While the possibility of leaving Italy to its own devices almost certainly was considered, Germany realized that the taking of Italy by the Allies would ultimately lead to disaster, for several reasons;

It would be a crushing political blow to lose a major ally, regardless of how useful they were or were not in a military engagement.

It would allow the Allies another base of operations in Europe, one that could easily mount attacks at Germany’s Southern borders.

It would give the Allies a major strategic advantage in the Mediterranean, while at the same time canceling out the advantage enjoyed by the Axis.

To counter the Allied effort, Germany deployed more than 2 dozen fresh divisions to the area, while at the same time assisting more than 100,000 German and loyalist Italian troops to escape the Allies, who were hoping to take this force out of the game.

The new German troops, under the command of Field Marshal Albert Kesselring, would then do their best to halt the Allied advances into Italy.

And they were successful, slowing the Allied advance through some of the toughest and bloodiest battles of the war. One of the first battles of this series was for the city of Anzio, a name that still rings in military history.

The decision to attack Italy’s southern tip gave the Allies an advantage of being able to use nearly the entire Mediterranean Sea as a staging and supply resource, but it also provided an advantage for the Germans. The Italian peninsula is narrow in that area, which allowed the Germans to set up multiple effective lines of defense to keep the allied ground forces bottled up in Anzio.
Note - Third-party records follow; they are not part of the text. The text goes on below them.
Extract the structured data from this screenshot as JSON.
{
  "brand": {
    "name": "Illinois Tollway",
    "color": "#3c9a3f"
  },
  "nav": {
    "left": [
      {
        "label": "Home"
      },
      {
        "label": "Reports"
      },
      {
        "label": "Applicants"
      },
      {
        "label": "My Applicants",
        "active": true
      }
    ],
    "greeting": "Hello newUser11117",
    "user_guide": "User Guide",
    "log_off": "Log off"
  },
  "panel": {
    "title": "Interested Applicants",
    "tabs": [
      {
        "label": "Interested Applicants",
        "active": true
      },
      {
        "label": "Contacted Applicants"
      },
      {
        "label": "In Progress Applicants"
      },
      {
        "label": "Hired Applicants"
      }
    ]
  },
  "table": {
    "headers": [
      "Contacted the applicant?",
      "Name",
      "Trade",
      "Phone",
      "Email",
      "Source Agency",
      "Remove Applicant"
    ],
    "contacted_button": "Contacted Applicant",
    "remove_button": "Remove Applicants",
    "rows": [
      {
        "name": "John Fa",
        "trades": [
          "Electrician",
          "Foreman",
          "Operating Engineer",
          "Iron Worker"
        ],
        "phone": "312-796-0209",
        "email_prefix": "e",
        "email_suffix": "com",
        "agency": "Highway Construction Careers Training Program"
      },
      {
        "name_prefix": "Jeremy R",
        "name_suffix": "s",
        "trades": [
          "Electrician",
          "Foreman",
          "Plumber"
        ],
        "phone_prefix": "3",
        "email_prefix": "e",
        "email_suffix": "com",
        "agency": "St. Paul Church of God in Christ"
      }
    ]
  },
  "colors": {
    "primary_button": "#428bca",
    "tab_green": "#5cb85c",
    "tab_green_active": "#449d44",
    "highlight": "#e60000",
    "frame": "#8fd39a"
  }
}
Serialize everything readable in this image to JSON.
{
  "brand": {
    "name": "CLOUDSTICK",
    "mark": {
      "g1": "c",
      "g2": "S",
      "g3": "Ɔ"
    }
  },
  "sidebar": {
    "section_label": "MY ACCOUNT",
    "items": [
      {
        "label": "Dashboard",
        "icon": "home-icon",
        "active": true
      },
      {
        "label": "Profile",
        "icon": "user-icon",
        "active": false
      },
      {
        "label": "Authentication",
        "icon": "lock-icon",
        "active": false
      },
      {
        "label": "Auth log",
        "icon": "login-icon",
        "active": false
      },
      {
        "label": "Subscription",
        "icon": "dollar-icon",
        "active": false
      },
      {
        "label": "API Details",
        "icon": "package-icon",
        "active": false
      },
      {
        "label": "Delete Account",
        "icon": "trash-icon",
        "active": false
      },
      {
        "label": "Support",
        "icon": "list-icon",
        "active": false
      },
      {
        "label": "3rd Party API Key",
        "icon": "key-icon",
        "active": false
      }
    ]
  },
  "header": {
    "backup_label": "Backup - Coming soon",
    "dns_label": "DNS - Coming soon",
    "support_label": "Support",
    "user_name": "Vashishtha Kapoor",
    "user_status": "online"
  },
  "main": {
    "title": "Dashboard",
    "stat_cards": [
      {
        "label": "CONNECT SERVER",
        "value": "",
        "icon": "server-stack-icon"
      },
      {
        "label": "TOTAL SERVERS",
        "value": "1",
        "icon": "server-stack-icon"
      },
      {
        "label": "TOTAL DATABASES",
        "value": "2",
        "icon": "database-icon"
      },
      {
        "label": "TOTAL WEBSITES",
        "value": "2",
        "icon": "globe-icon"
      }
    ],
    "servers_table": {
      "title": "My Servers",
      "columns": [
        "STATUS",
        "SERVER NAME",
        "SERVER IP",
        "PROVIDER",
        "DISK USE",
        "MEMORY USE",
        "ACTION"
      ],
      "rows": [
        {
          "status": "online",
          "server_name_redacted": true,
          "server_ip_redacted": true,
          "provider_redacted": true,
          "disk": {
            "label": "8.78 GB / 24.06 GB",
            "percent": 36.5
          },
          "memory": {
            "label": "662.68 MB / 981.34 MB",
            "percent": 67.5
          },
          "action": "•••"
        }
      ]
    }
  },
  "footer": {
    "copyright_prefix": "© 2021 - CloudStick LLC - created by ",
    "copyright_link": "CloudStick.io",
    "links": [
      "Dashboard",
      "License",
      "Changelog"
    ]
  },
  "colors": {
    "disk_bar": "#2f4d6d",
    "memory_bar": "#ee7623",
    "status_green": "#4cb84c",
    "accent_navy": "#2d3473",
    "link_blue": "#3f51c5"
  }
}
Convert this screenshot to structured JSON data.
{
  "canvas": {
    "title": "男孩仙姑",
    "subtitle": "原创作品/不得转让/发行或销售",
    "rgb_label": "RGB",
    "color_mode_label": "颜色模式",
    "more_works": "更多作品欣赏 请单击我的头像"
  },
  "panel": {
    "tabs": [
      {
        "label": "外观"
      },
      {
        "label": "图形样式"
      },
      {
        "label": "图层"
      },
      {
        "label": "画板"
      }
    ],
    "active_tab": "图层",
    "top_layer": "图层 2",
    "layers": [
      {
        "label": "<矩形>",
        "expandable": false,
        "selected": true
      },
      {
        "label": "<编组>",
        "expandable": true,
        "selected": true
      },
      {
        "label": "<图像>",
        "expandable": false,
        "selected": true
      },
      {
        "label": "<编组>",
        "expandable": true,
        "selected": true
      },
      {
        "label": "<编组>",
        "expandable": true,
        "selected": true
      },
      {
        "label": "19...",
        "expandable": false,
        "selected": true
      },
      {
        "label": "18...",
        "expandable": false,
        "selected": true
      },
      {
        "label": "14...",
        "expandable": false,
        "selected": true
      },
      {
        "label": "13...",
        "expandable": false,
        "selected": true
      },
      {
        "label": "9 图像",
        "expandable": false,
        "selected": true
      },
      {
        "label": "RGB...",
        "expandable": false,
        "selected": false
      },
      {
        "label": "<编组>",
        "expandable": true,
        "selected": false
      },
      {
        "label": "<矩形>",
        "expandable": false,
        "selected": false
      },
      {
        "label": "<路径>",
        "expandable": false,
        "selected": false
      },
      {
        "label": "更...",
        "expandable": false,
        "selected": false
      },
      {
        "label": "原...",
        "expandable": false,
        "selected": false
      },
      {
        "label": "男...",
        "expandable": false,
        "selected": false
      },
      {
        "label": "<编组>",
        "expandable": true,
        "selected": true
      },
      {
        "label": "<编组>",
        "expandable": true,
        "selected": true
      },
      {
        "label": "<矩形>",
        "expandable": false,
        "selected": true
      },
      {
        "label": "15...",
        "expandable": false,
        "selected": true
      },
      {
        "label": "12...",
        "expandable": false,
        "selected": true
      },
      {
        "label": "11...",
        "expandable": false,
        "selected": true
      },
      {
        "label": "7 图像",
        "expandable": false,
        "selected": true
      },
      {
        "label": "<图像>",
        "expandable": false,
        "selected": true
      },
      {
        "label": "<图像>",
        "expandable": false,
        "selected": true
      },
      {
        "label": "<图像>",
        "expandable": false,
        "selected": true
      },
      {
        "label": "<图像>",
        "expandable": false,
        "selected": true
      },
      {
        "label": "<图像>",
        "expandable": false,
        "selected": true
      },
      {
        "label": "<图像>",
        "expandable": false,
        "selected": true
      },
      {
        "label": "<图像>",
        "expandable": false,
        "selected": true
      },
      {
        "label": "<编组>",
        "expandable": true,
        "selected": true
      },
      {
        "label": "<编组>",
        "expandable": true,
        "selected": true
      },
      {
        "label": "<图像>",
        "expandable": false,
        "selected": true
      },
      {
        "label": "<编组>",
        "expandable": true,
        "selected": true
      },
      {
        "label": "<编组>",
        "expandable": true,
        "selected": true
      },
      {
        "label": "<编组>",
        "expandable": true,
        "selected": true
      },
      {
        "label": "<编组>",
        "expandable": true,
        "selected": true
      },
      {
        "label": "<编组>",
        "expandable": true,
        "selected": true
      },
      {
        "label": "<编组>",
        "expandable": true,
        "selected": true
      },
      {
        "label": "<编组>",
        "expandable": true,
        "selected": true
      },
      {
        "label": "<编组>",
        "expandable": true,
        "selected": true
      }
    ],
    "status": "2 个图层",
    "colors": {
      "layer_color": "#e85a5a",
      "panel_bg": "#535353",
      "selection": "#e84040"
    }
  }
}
The first of these was at the Gustov line, and successfully held the Allies in check for some time before General Clark of the US Army went against and cut through the lines and advanced on Rome. This did give the Allies a foothold in the country, but also allowed a significant contingent of German troops to escape. These were later deployed in other areas of the Italian theater, and contributed to the protracted offensive required to ultimately liberate Italy, and offensive that would drag on for nearly 2 years.